In 1807 and 1821 the Pottawatomi ceded their lands in lower Michigan to the Michigan Territory, reserving tracts near Dowagiac for the Pokagon Band, along the Nottawa‐seppe for the Huron Band, and a 9‐square mile block along the Kalamazoo River for the Match‐E‐Be‐Nash‐She‐Wish Band. But in 1827, to move the Pottawatomi away from the Detroit‐Chicago Road, the Michigan Territorial Government reclaimed the Match‐E‐Be‐Nash‐She‐Wish Reservation. While the Indian Removal Act of 1830 required non‐reservation Native Americans to relocate west of the Mississippi River, the Match‐E‐Be‐Nash‐She‐Wish band never abandoned this area. While some left on the Trail of Death to Kansas, by 1840 most of the Match‐E‐Be‐Nash‐She‐Wish band members had moved to small farms near Gun Lake, 20 ‐ 30 miles north of their former Kalamazoo home.

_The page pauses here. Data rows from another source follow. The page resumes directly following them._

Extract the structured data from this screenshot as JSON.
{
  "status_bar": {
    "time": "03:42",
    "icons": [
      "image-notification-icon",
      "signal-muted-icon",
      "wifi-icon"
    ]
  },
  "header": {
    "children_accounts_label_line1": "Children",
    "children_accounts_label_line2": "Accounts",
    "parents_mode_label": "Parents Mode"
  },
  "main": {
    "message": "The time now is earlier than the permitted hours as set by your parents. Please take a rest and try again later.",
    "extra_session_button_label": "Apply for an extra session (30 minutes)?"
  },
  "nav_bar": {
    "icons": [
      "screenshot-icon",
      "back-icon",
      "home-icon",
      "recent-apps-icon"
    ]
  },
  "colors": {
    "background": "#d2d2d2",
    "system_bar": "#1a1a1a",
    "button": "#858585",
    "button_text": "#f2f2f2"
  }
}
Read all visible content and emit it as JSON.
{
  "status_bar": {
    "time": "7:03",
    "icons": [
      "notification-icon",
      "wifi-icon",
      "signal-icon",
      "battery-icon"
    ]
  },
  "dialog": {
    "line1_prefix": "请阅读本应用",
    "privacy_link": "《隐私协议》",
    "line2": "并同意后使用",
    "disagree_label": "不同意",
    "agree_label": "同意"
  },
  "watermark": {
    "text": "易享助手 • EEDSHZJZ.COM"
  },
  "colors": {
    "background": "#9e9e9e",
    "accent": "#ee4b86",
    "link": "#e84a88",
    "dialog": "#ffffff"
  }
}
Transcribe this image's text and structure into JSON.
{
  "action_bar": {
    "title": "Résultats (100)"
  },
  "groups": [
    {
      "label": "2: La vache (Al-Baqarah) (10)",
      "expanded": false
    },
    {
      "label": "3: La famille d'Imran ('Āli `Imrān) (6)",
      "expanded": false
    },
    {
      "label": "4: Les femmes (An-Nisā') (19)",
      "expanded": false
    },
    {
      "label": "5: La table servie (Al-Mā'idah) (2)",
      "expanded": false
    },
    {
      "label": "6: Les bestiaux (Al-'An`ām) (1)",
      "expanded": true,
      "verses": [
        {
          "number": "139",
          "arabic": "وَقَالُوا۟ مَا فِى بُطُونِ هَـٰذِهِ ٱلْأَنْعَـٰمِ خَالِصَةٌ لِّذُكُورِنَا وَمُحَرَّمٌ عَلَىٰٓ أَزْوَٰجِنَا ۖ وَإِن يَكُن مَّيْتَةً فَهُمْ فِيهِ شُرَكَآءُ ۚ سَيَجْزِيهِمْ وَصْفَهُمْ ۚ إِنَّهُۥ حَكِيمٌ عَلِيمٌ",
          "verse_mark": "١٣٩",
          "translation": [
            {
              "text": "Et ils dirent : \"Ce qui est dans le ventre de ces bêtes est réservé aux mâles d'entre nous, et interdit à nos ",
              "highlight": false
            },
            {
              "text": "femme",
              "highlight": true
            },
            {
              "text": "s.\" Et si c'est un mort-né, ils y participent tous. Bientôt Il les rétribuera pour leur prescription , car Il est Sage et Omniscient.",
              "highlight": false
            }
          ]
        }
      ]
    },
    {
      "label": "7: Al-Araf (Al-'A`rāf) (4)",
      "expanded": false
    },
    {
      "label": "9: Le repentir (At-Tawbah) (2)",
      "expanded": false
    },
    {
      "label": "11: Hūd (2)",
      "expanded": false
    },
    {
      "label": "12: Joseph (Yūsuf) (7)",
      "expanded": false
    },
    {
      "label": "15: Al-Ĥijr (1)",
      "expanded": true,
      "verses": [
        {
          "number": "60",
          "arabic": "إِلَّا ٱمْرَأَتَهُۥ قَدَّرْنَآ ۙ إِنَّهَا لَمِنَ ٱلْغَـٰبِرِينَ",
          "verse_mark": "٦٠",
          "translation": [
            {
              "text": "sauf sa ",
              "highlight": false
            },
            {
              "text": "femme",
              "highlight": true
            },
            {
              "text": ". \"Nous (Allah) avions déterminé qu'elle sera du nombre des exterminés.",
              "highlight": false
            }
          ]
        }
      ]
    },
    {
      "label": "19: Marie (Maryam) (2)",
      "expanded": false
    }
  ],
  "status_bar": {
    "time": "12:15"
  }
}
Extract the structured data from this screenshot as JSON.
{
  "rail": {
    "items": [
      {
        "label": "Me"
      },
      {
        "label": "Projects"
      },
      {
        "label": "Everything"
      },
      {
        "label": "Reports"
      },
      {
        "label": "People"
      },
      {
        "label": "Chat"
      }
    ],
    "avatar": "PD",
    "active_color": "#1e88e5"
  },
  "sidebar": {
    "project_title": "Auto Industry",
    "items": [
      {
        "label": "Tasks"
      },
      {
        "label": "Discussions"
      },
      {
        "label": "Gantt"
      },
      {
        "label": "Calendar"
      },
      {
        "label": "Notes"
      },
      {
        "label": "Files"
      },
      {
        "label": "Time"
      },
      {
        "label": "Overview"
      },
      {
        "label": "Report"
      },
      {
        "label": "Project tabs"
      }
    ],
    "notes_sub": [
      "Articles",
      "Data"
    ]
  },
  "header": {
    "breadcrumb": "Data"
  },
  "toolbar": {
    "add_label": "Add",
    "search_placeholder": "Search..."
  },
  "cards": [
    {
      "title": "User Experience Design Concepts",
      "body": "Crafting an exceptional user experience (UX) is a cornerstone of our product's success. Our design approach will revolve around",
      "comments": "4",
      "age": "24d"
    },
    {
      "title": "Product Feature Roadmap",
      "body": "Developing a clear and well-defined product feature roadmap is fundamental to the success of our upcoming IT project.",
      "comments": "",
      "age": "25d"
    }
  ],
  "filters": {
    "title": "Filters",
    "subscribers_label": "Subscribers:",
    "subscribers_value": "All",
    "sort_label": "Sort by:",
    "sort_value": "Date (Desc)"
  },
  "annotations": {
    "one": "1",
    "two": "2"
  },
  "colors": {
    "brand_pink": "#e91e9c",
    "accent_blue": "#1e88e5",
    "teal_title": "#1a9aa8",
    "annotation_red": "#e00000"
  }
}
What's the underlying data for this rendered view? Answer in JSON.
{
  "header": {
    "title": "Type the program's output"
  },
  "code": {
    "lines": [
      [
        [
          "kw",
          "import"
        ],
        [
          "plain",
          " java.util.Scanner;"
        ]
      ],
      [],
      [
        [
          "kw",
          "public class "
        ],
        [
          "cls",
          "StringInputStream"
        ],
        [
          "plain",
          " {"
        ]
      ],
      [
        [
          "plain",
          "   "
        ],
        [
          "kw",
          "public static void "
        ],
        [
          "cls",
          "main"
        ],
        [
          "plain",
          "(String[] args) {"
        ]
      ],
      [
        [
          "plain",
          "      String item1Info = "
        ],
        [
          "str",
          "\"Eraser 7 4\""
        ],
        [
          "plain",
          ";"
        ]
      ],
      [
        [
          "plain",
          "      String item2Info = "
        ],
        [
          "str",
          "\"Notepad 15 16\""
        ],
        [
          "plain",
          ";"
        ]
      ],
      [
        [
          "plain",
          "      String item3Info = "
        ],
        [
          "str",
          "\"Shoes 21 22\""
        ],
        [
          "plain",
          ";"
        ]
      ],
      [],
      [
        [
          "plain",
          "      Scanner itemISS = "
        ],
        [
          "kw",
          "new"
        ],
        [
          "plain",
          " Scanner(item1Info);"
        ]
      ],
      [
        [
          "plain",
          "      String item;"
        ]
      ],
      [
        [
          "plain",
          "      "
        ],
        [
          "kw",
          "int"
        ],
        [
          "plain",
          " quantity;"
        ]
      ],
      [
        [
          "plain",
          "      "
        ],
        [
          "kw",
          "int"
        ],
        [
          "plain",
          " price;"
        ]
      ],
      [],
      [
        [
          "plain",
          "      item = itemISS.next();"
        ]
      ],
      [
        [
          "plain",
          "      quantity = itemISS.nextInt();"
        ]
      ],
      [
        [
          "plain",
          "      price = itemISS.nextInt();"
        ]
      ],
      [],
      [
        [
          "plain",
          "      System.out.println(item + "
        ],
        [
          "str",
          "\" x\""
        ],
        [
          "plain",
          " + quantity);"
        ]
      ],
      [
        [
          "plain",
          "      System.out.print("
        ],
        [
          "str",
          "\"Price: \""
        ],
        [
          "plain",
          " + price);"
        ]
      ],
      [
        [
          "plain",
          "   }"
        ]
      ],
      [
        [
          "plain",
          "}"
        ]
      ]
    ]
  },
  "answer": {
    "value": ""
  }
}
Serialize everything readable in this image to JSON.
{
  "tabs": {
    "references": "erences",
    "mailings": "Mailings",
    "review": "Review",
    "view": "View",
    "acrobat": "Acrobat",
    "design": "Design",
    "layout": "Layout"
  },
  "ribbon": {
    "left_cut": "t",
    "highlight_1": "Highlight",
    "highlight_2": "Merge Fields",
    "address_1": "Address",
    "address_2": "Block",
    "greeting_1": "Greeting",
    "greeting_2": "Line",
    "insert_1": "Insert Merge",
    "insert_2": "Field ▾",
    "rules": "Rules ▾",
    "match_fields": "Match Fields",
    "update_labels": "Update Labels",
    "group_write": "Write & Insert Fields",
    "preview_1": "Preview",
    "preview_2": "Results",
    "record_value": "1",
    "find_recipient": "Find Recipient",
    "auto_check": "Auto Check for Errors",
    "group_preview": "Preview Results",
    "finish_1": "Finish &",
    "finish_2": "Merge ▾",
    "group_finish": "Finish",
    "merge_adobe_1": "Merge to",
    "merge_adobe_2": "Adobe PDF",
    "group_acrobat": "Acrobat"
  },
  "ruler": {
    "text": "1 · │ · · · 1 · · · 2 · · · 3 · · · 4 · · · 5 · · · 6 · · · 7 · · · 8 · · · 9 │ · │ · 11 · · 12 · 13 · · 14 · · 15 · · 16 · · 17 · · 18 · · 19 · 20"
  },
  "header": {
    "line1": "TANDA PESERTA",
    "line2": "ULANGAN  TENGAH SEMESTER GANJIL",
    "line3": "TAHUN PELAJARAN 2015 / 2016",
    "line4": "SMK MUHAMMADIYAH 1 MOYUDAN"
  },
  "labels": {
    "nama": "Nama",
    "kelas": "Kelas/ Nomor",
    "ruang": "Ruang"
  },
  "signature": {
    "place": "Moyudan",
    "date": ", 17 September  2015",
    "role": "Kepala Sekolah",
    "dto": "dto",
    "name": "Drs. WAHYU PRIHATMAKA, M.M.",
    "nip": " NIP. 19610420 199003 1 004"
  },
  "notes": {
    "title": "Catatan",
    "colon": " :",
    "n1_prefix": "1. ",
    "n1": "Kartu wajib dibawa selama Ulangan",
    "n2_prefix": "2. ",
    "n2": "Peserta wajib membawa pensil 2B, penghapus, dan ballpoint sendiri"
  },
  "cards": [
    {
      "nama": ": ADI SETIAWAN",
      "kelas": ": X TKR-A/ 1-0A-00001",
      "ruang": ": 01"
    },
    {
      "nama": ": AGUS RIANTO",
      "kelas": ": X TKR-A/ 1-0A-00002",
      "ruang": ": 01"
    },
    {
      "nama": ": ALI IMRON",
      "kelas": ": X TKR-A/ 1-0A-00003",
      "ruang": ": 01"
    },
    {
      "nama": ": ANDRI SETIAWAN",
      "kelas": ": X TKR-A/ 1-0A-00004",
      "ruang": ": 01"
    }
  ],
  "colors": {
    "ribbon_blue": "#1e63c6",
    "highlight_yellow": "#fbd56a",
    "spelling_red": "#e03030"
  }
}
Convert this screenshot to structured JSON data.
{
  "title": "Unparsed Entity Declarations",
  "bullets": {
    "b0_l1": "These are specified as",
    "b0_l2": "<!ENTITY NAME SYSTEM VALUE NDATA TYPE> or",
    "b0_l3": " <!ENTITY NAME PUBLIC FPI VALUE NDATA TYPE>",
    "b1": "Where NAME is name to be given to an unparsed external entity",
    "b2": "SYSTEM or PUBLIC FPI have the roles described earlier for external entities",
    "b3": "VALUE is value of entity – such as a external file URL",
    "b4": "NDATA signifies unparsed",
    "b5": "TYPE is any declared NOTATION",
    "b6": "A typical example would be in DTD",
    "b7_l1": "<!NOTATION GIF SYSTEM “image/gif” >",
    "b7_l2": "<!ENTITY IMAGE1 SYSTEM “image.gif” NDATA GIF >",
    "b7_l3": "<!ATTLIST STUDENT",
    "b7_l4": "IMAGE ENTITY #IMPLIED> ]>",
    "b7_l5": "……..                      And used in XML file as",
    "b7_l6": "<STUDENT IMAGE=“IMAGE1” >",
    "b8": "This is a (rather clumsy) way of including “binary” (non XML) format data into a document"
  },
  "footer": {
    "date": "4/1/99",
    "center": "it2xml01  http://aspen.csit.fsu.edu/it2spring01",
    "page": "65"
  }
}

Federal recognition of the Match‐E‐Be‐Nash‐She‐Wish band of Pottawatomi on August 23, 1999, acknowledged the band’s continuous presence in southwest Michigan. The Gun Lake band remains a culturally and economically important participant in the region to this day.
3. New Archaeological Methods
Over the past thirty-five years archaeology has applied a spectrum of new scientific methods and techniques to fieldwork and laboratory analysis. Earlier field methods used shovels, trowels, and even palette knives to expose the buried remains of structures and activity surfaces and to recover the diagnostic artifacts that identified the time and the ethnic identity of those who had used the places and spaces. But even when carefully used with detailed written and photographic recording, those tools destroyed the geological and cultural layers that incorporated the archaeological remains; and they frequently missed tiny changes in the soils themselves … changes that future techniques could use to understand subtle environmental and chronological information.
Today, archaeologists use electronic devices first developed by military and intelligence agencies, such as laser-assisted ground-penetrating radar or computer-linked electrical resistivity surveys. They can create fine-scale maps of differing substance densities, soil layers’ chemical components and sedimentary structure, and relative moisture characteristics of pits, post-holes, walls and fireplaces; all without disturbing the site.
Edited by Kalamazoo Public Library staff, January 2020.